### Dataset
*** Block opens ***

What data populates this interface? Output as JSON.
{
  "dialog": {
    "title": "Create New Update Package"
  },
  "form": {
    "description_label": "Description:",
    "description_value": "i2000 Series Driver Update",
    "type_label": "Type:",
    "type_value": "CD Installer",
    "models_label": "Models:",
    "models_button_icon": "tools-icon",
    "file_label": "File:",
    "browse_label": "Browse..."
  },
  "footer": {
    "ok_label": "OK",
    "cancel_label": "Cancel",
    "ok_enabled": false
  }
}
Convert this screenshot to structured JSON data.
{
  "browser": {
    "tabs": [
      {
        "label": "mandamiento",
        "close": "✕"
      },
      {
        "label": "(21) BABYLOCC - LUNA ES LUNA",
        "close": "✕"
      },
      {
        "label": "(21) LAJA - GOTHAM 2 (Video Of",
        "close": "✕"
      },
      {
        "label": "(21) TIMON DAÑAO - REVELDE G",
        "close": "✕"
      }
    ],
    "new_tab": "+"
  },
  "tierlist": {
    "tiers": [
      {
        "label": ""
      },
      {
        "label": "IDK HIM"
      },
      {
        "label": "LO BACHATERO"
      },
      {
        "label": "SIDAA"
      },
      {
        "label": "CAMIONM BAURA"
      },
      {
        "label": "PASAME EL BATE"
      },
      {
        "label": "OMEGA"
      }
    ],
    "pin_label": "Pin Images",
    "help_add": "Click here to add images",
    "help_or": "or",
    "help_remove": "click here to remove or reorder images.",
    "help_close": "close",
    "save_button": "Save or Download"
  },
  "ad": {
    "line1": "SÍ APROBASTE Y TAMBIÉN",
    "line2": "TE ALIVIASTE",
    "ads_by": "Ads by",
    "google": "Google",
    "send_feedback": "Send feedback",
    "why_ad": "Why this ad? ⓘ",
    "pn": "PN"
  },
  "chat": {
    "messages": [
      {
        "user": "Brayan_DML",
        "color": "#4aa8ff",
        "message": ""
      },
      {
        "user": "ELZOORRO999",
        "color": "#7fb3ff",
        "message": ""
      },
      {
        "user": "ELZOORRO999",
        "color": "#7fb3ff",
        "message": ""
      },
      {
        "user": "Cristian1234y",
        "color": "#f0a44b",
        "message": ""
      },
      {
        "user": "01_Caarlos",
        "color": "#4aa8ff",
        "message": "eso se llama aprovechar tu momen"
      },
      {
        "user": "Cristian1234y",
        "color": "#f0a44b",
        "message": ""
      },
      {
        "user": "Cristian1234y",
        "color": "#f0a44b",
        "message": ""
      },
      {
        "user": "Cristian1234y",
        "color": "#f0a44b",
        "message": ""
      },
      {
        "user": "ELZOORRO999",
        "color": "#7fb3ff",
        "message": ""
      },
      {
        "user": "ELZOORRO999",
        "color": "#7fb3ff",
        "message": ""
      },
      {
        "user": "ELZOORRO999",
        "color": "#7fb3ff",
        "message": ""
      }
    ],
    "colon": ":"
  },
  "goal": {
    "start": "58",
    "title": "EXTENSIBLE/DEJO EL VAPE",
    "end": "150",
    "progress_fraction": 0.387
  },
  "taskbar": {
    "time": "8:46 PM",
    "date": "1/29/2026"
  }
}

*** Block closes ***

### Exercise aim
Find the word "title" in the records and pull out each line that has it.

### Exercise solution
    "title": "Create New Update Package"
    "title": "EXTENSIBLE/DEJO EL VAPE",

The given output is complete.